What the task asks >> The entries below are to be restated exactly, and their images are to be omitted.

-- Given records follows --

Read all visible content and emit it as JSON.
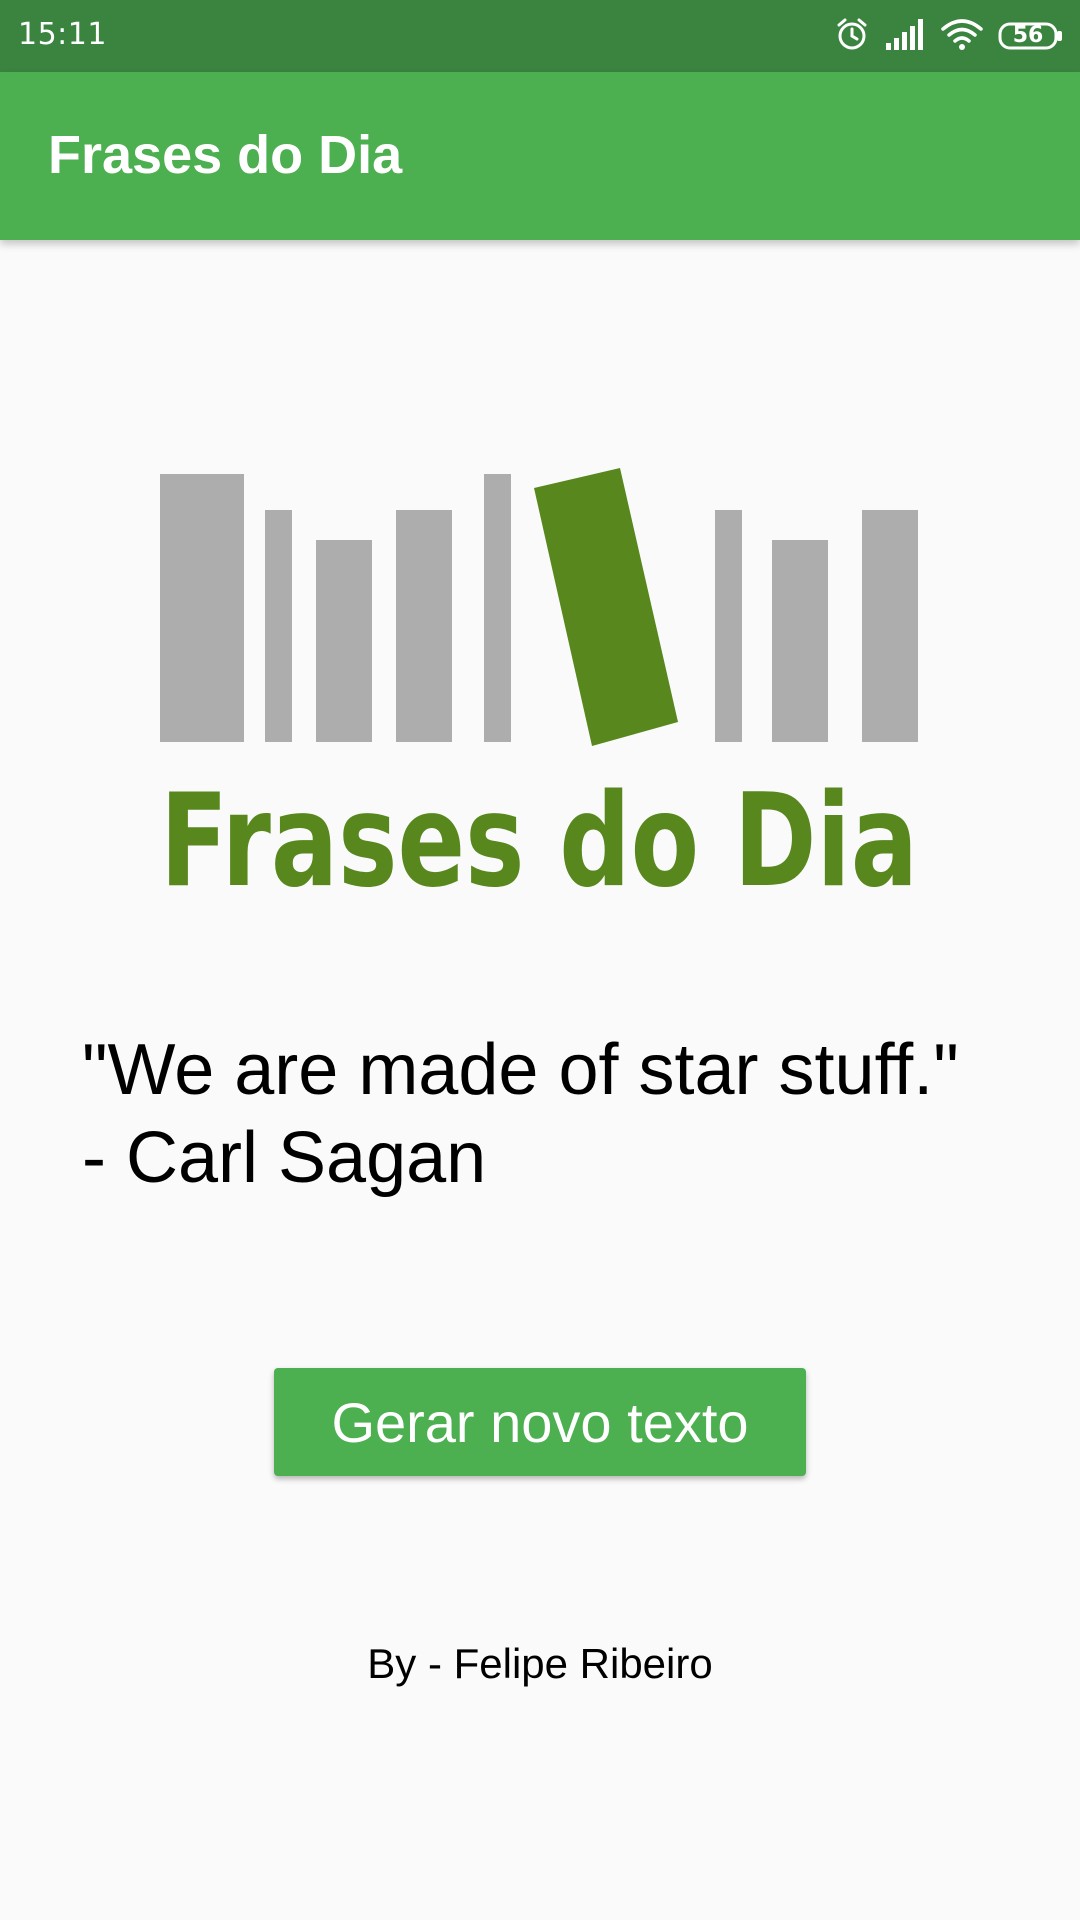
{
  "status_bar": {
    "time": "15:11",
    "battery_level": "56",
    "icons": [
      "alarm-icon",
      "signal-icon",
      "wifi-icon",
      "battery-icon"
    ]
  },
  "app_bar": {
    "title": "Frases do Dia"
  },
  "logo": {
    "text": "Frases do Dia",
    "colors": {
      "books": "#adadad",
      "highlight_book": "#58881d",
      "text": "#58881d"
    }
  },
  "quote": {
    "text": "\"We are made of star stuff.\"",
    "author_line": "- Carl Sagan"
  },
  "generate_button": {
    "label": "Gerar novo texto"
  },
  "footer": {
    "credit": "By - Felipe Ribeiro"
  },
  "colors": {
    "status_bar": "#3a8440",
    "app_bar": "#4caf50",
    "button": "#4caf50",
    "background": "#fafafa"
  }
}
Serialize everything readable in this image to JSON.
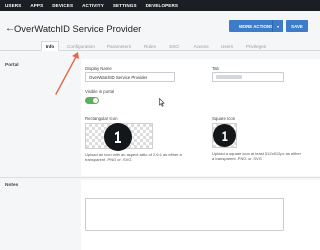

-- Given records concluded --

Finished task >>
Read all visible content and emit it as JSON.
{
  "status_bar": {
    "time": "15:11",
    "battery_level": "56",
    "icons": [
      "alarm-icon",
      "signal-icon",
      "wifi-icon",
      "battery-icon"
    ]
  },
  "app_bar": {
    "title": "Frases do Dia"
  },
  "logo": {
    "text": "Frases do Dia",
    "colors": {
      "books": "#adadad",
      "highlight_book": "#58881d",
      "text": "#58881d"
    }
  },
  "quote": {
    "text": "\"We are made of star stuff.\"",
    "author_line": "- Carl Sagan"
  },
  "generate_button": {
    "label": "Gerar novo texto"
  },
  "footer": {
    "credit": "By - Felipe Ribeiro"
  },
  "colors": {
    "status_bar": "#3a8440",
    "app_bar": "#4caf50",
    "button": "#4caf50",
    "background": "#fafafa"
  }
}
Serialize everything readable in this image to JSON.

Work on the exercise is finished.